> [WHAT TO DO]: Return each line of the data below that contains the string "Work".

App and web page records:
↓↓↓
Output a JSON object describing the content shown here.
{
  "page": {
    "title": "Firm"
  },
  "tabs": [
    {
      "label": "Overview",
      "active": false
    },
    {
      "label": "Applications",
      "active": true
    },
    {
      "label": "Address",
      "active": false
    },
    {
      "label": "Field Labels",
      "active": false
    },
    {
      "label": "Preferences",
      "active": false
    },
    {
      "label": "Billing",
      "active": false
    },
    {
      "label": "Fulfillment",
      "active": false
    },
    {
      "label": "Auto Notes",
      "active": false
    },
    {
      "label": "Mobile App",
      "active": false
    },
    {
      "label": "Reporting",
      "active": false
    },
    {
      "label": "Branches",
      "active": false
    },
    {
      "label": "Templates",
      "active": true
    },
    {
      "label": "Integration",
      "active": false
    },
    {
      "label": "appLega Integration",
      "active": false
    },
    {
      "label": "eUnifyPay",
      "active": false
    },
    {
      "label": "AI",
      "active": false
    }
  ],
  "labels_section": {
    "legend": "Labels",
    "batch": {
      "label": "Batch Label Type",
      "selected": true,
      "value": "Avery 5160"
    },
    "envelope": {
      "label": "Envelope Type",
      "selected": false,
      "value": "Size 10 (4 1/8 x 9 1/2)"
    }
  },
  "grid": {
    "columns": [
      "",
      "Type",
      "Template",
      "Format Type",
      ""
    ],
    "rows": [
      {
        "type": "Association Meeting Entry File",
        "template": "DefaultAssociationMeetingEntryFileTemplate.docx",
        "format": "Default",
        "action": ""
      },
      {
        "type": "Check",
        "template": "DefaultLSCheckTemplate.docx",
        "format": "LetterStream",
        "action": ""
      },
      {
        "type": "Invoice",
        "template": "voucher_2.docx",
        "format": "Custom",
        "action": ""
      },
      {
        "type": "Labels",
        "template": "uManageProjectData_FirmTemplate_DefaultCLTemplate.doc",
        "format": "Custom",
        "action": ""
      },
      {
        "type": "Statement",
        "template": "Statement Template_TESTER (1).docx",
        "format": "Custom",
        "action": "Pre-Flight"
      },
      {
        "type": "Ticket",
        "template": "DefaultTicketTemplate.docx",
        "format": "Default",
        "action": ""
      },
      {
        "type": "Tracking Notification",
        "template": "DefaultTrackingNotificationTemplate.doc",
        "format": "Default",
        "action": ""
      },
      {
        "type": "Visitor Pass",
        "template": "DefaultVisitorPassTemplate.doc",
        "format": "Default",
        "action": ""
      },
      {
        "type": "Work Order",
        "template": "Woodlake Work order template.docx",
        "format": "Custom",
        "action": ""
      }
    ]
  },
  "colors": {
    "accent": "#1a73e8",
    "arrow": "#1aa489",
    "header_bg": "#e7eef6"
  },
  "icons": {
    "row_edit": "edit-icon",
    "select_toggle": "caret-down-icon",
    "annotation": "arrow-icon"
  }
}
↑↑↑
> [OUTPUT]:
        "type": "Work Order",
        "template": "Woodlake Work order template.docx",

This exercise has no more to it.